But glasnost’s foremost psychic had little success in entrancing voters, and he made his way to the United States in 1995. By then, his star had faded. Media reforms, combined with the growing lobbying power of the Russian Orthodox Church, pushed ekstrasensy off the airwaves. The cottage industry born of Russians’ broader interest in the occult continued to grow, but without televised mass seances on state TV. Assuming Chumak was right about Kashpirovsky’s mission to deflect criticism of the state—and, of course, the democratizing power of Chumak’s own healing sessions—Kashpirovsky’s eventual return to Russian television in 2009 did nothing to halt the largest anti-government rally in post-Soviet Russia a mere two years later. Of course, who’s to say whether it’s similarly implausible that his presence in Brighton Beach had an effect on the 2016 American presidential election?
Our hacks are better networked and better equipped to succeed in a globalized world.
With Cold War nostalgia now dominating parts of the news cycle, not to mention a whole swath of conspiracy-minded grifters peddling their own hokey homeopathic panaceas to ills political and otherwise, it’s safe to say that America in 2019 is trapped in a “common madness” of its own. The Trump presidency has created a void of meaning that, for many, can best be filled by a departure from reality. Such escapes, it’s clear, more often than not lead us to the hellish bedlam of far-right fever-dreams.

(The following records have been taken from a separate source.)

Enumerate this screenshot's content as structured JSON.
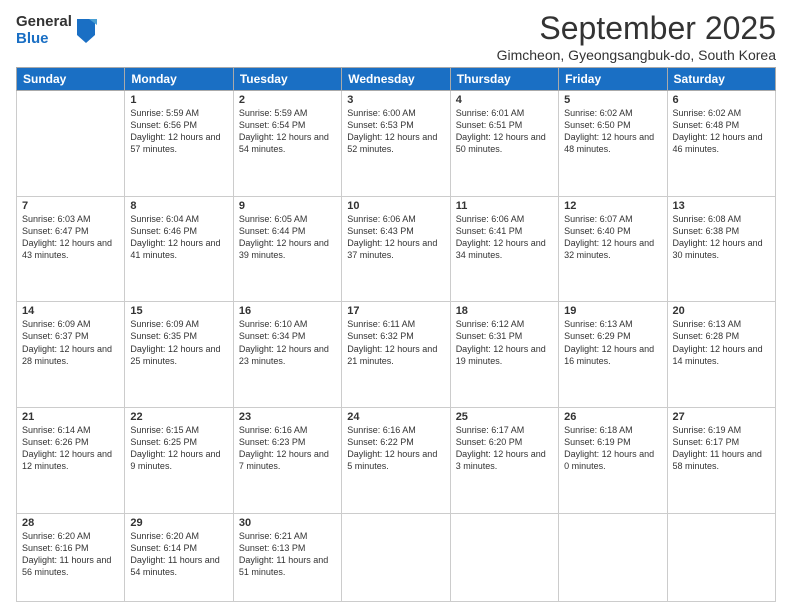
{
  "logo": {
    "general": "General",
    "blue": "Blue"
  },
  "title": "September 2025",
  "location": "Gimcheon, Gyeongsangbuk-do, South Korea",
  "weekdays": [
    "Sunday",
    "Monday",
    "Tuesday",
    "Wednesday",
    "Thursday",
    "Friday",
    "Saturday"
  ],
  "weeks": [
    [
      {
        "day": "",
        "sunrise": "",
        "sunset": "",
        "daylight": ""
      },
      {
        "day": "1",
        "sunrise": "Sunrise: 5:59 AM",
        "sunset": "Sunset: 6:56 PM",
        "daylight": "Daylight: 12 hours and 57 minutes."
      },
      {
        "day": "2",
        "sunrise": "Sunrise: 5:59 AM",
        "sunset": "Sunset: 6:54 PM",
        "daylight": "Daylight: 12 hours and 54 minutes."
      },
      {
        "day": "3",
        "sunrise": "Sunrise: 6:00 AM",
        "sunset": "Sunset: 6:53 PM",
        "daylight": "Daylight: 12 hours and 52 minutes."
      },
      {
        "day": "4",
        "sunrise": "Sunrise: 6:01 AM",
        "sunset": "Sunset: 6:51 PM",
        "daylight": "Daylight: 12 hours and 50 minutes."
      },
      {
        "day": "5",
        "sunrise": "Sunrise: 6:02 AM",
        "sunset": "Sunset: 6:50 PM",
        "daylight": "Daylight: 12 hours and 48 minutes."
      },
      {
        "day": "6",
        "sunrise": "Sunrise: 6:02 AM",
        "sunset": "Sunset: 6:48 PM",
        "daylight": "Daylight: 12 hours and 46 minutes."
      }
    ],
    [
      {
        "day": "7",
        "sunrise": "Sunrise: 6:03 AM",
        "sunset": "Sunset: 6:47 PM",
        "daylight": "Daylight: 12 hours and 43 minutes."
      },
      {
        "day": "8",
        "sunrise": "Sunrise: 6:04 AM",
        "sunset": "Sunset: 6:46 PM",
        "daylight": "Daylight: 12 hours and 41 minutes."
      },
      {
        "day": "9",
        "sunrise": "Sunrise: 6:05 AM",
        "sunset": "Sunset: 6:44 PM",
        "daylight": "Daylight: 12 hours and 39 minutes."
      },
      {
        "day": "10",
        "sunrise": "Sunrise: 6:06 AM",
        "sunset": "Sunset: 6:43 PM",
        "daylight": "Daylight: 12 hours and 37 minutes."
      },
      {
        "day": "11",
        "sunrise": "Sunrise: 6:06 AM",
        "sunset": "Sunset: 6:41 PM",
        "daylight": "Daylight: 12 hours and 34 minutes."
      },
      {
        "day": "12",
        "sunrise": "Sunrise: 6:07 AM",
        "sunset": "Sunset: 6:40 PM",
        "daylight": "Daylight: 12 hours and 32 minutes."
      },
      {
        "day": "13",
        "sunrise": "Sunrise: 6:08 AM",
        "sunset": "Sunset: 6:38 PM",
        "daylight": "Daylight: 12 hours and 30 minutes."
      }
    ],
    [
      {
        "day": "14",
        "sunrise": "Sunrise: 6:09 AM",
        "sunset": "Sunset: 6:37 PM",
        "daylight": "Daylight: 12 hours and 28 minutes."
      },
      {
        "day": "15",
        "sunrise": "Sunrise: 6:09 AM",
        "sunset": "Sunset: 6:35 PM",
        "daylight": "Daylight: 12 hours and 25 minutes."
      },
      {
        "day": "16",
        "sunrise": "Sunrise: 6:10 AM",
        "sunset": "Sunset: 6:34 PM",
        "daylight": "Daylight: 12 hours and 23 minutes."
      },
      {
        "day": "17",
        "sunrise": "Sunrise: 6:11 AM",
        "sunset": "Sunset: 6:32 PM",
        "daylight": "Daylight: 12 hours and 21 minutes."
      },
      {
        "day": "18",
        "sunrise": "Sunrise: 6:12 AM",
        "sunset": "Sunset: 6:31 PM",
        "daylight": "Daylight: 12 hours and 19 minutes."
      },
      {
        "day": "19",
        "sunrise": "Sunrise: 6:13 AM",
        "sunset": "Sunset: 6:29 PM",
        "daylight": "Daylight: 12 hours and 16 minutes."
      },
      {
        "day": "20",
        "sunrise": "Sunrise: 6:13 AM",
        "sunset": "Sunset: 6:28 PM",
        "daylight": "Daylight: 12 hours and 14 minutes."
      }
    ],
    [
      {
        "day": "21",
        "sunrise": "Sunrise: 6:14 AM",
        "sunset": "Sunset: 6:26 PM",
        "daylight": "Daylight: 12 hours and 12 minutes."
      },
      {
        "day": "22",
        "sunrise": "Sunrise: 6:15 AM",
        "sunset": "Sunset: 6:25 PM",
        "daylight": "Daylight: 12 hours and 9 minutes."
      },
      {
        "day": "23",
        "sunrise": "Sunrise: 6:16 AM",
        "sunset": "Sunset: 6:23 PM",
        "daylight": "Daylight: 12 hours and 7 minutes."
      },
      {
        "day": "24",
        "sunrise": "Sunrise: 6:16 AM",
        "sunset": "Sunset: 6:22 PM",
        "daylight": "Daylight: 12 hours and 5 minutes."
      },
      {
        "day": "25",
        "sunrise": "Sunrise: 6:17 AM",
        "sunset": "Sunset: 6:20 PM",
        "daylight": "Daylight: 12 hours and 3 minutes."
      },
      {
        "day": "26",
        "sunrise": "Sunrise: 6:18 AM",
        "sunset": "Sunset: 6:19 PM",
        "daylight": "Daylight: 12 hours and 0 minutes."
      },
      {
        "day": "27",
        "sunrise": "Sunrise: 6:19 AM",
        "sunset": "Sunset: 6:17 PM",
        "daylight": "Daylight: 11 hours and 58 minutes."
      }
    ],
    [
      {
        "day": "28",
        "sunrise": "Sunrise: 6:20 AM",
        "sunset": "Sunset: 6:16 PM",
        "daylight": "Daylight: 11 hours and 56 minutes."
      },
      {
        "day": "29",
        "sunrise": "Sunrise: 6:20 AM",
        "sunset": "Sunset: 6:14 PM",
        "daylight": "Daylight: 11 hours and 54 minutes."
      },
      {
        "day": "30",
        "sunrise": "Sunrise: 6:21 AM",
        "sunset": "Sunset: 6:13 PM",
        "daylight": "Daylight: 11 hours and 51 minutes."
      },
      {
        "day": "",
        "sunrise": "",
        "sunset": "",
        "daylight": ""
      },
      {
        "day": "",
        "sunrise": "",
        "sunset": "",
        "daylight": ""
      },
      {
        "day": "",
        "sunrise": "",
        "sunset": "",
        "daylight": ""
      },
      {
        "day": "",
        "sunrise": "",
        "sunset": "",
        "daylight": ""
      }
    ]
  ]
}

Of course, America has long been home to faith healers of questionable intent—televangelists promising instant salvation, New Age grifters peddling overpriced vaginal jade eggs, and even dunderheaded shock-jocks with their own branded supplements. Our recent paranoia and gullibility isn’t an anomaly, as Richard Hofstadter has made clear. Yet the present crisis of meaning is unique in its potential for durability. Our hacks are better networked and better equipped to succeed in a globalized world. They have, as journalist Anna Merlan recounts in her forthcoming book Republic of Lies: American Conspiracy Theorists and Their Surprising Rise to Power, been building themselves up for decades on the fringes. In their world, “everything and every possibility is equally plausible.” They’re not reliant on state TV for support (even if certain networks, such as Trump’s beloved Fox News, have begun to resemble it); today’s snake oil salesmen also have several of Silicon Valley’s gifts to the world at their fingertips.

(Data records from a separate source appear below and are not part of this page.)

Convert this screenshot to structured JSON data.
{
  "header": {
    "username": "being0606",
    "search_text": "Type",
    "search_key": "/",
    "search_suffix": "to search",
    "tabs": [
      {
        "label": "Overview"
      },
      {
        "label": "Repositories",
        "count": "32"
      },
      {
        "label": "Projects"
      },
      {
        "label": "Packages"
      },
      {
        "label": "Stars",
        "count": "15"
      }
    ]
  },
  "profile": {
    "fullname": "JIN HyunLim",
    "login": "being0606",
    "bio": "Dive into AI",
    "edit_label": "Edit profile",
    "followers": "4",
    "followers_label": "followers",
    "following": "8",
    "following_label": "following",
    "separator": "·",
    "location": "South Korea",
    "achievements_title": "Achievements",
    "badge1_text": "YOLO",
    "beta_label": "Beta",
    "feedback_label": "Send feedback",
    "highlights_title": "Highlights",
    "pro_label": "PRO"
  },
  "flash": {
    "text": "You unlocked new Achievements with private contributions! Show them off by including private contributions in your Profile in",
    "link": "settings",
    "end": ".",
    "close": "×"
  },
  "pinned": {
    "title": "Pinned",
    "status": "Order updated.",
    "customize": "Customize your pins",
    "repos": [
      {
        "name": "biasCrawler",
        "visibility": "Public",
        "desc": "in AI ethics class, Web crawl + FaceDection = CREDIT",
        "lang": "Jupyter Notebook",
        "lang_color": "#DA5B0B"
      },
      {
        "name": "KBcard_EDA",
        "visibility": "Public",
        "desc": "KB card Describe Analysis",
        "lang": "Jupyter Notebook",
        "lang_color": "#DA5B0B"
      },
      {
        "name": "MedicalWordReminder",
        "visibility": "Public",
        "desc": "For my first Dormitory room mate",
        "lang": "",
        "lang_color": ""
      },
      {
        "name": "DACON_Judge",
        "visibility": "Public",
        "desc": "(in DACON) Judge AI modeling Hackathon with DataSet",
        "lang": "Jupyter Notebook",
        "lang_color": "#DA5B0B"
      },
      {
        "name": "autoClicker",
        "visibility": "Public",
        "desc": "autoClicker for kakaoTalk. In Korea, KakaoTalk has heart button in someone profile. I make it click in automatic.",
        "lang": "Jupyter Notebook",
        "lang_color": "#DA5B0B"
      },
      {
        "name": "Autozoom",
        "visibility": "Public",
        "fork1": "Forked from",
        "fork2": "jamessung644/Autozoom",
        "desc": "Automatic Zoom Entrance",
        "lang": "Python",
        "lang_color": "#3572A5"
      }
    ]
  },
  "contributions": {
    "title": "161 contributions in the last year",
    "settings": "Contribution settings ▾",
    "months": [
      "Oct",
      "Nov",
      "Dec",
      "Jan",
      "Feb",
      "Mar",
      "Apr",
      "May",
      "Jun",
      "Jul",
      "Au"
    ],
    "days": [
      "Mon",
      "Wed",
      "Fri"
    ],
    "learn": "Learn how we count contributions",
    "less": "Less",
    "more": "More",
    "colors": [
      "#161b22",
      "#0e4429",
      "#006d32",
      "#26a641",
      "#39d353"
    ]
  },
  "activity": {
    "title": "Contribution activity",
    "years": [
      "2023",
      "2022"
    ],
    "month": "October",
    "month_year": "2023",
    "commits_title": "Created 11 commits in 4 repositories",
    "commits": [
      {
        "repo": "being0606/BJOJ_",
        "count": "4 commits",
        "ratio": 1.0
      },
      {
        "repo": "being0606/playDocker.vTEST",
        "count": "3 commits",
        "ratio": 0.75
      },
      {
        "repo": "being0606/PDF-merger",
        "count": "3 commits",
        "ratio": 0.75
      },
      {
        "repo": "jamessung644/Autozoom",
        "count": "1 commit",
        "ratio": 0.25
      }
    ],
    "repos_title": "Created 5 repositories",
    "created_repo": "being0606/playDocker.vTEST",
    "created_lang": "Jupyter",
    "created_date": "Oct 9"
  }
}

The ekstrasensy may have only succeeded for a brief moment in time, but their influence lives on. After all, notes one interviewee in Peter Pomerantsev’s Nothing is True and Everything is Possible, “spiritual stuff is always good to keep people distracted. And the ratings will be good—our people love some mysticism when things are bad.” More broadly, the magical and conspiratorial thinking that made their popularity possible has adapted to meet the needs of Putin’s Russia. In some cases, these manifestations are goofy, quirky, and even endearing. Few, for instance, would argue there’s something seriously sinister about a cadre of witches casting spells in support of the Russian president. Others, like the Kremlin’s obsession with “foreign agents,” have had profound policy implications. Unfortunately for those who have sought solace in the belief that America’s own hyper-paranoid age will fade away, this legacy offers little consolation.
 As translated by Marlene Laruelle. There are no official English translations of Andreev’s book, which reads in the original Russian as Al’ternativnaya istoriya XX veka: pobeda kontrrevolyotsii v Rossii.